Susan Casey, Outside
October 22, 2019

Multimillionaire Victor Vescovo committed himself to one of the world’s craziest remaining adventure quests: to reach the deepest points in every ocean. What does it take to get there? A radically high-tech, $30 million Triton submersible, a team of crack engineers and scientists, and one very gonzo explorer.

It was a Sunday in Tonga, so the kingdom’s business had come to a halt. Stores were shuttered, traffic was quiet, even the airport was closed. King Tupou VI strolled out of his oceanfront palace and down the main street of Nukualofa, capital city of the island of Tongatapu, to attend church along with the rest of his South Pacific nation. Men wore their best sarongs; women wore taovalas—coconut-fiber aprons—over long dresses. The scene was all very ordinary except for one thing, and it was visible from the palace’s front lawn: a 224-foot shipmoored at the pier, bristling with heavy cranes, stacked with high-tech equipment, and carrying a mysterious $30 million cargo.

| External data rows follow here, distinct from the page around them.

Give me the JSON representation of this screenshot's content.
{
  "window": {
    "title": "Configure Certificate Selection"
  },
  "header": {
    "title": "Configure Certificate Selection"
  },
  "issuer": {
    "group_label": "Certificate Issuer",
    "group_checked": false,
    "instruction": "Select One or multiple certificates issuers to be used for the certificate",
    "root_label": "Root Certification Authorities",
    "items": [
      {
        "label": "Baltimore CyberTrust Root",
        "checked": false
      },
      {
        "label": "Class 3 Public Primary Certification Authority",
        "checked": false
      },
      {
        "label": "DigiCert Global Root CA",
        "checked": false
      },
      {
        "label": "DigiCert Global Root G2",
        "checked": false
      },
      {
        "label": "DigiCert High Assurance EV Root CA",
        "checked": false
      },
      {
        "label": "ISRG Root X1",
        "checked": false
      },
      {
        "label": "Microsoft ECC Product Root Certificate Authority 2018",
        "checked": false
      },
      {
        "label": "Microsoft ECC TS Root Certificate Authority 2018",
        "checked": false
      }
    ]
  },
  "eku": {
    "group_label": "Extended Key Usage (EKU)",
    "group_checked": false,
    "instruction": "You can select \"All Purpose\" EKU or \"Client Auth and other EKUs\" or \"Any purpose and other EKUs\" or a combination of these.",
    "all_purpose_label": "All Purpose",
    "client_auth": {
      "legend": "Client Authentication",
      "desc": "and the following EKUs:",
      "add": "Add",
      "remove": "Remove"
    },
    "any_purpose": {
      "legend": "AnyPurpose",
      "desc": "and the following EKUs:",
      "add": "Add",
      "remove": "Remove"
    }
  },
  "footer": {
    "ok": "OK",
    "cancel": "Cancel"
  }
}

“Welcome to the good ship Pressure Drop,” said Rob McCallum, who stood on deck in khaki shorts, river shoes, and a polo shirt emblazoned with the emblem of the Five Deeps Expedition, a black shield bearing the Latin phrase In Profundo: Cognitio (“In the Deep: Knowledge”). A former New Zealand national park ranger who grew up in Papua New Guinea, 54-year-old McCallum is a legendary expedition leader. He specializes in bespoke trips to far-flung places, some of which happen to be underwater, like the wreck of the Titanic. Five Deeps, however, was something even more extreme: a global mission to dive a manned submersible to the deepest point in the Atlantic, Pacific, Indian, Arctic, and Southern Oceans. This had never been done before—which is exactly why McCallum’s client, Texas businessman Victor Vescovo, had set out to do it.